= The problem =
Look through the entries for the string "conformité", and copy each line that holds it.

Data about app and page elements:
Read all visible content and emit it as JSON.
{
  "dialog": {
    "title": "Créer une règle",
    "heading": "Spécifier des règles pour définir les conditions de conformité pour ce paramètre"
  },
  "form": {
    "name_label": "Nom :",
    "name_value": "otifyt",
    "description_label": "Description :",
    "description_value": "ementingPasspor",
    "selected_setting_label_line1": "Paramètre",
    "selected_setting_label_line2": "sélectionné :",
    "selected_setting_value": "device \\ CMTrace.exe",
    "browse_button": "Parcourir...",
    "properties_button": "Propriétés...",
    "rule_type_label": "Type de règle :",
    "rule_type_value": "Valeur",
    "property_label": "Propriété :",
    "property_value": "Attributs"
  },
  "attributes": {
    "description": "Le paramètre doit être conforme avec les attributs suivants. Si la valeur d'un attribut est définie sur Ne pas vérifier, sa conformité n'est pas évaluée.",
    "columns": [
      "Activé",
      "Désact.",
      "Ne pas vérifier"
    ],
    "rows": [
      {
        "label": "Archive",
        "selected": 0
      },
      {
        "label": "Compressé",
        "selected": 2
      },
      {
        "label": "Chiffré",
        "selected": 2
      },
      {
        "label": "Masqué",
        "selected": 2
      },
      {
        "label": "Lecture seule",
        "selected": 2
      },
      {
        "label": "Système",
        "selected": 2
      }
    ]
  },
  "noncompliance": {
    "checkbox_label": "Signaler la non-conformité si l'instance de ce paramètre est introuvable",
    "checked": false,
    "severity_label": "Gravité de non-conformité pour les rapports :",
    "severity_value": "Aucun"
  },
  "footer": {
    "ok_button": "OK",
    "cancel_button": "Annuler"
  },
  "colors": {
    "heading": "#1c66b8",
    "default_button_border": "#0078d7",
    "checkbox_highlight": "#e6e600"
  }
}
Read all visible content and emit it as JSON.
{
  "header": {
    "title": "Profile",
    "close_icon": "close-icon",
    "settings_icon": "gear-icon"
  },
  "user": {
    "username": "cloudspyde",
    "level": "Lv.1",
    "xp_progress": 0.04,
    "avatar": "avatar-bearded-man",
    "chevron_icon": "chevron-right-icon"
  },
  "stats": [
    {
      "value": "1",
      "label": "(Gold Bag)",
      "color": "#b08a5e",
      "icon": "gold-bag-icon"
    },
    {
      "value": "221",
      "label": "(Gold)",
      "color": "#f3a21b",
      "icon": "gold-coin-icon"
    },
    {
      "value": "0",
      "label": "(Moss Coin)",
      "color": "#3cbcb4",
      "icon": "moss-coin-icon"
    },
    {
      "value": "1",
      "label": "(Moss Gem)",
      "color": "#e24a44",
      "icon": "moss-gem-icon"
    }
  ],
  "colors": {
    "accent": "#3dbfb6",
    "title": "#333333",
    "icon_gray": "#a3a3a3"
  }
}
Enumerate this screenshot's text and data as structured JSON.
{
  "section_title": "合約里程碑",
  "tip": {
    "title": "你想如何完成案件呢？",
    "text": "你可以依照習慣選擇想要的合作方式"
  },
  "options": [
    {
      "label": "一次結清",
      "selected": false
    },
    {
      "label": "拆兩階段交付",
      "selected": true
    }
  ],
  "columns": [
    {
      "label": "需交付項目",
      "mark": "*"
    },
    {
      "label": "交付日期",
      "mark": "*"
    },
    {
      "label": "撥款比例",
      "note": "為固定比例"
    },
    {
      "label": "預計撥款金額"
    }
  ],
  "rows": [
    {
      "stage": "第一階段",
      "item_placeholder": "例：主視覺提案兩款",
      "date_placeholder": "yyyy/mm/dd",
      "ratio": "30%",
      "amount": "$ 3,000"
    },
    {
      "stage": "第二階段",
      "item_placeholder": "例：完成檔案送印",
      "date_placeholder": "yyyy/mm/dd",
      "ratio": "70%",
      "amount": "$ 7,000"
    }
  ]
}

= Finished task =
    "heading": "Spécifier des règles pour définir les conditions de conformité pour ce paramètre"
    "description": "Le paramètre doit être conforme avec les attributs suivants. Si la valeur d'un attribut est définie sur Ne pas vérifier, sa conformité n'est pas évaluée.",
    "checkbox_label": "Signaler la non-conformité si l'instance de ce paramètre est introuvable",
    "severity_label": "Gravité de non-conformité pour les rapports :",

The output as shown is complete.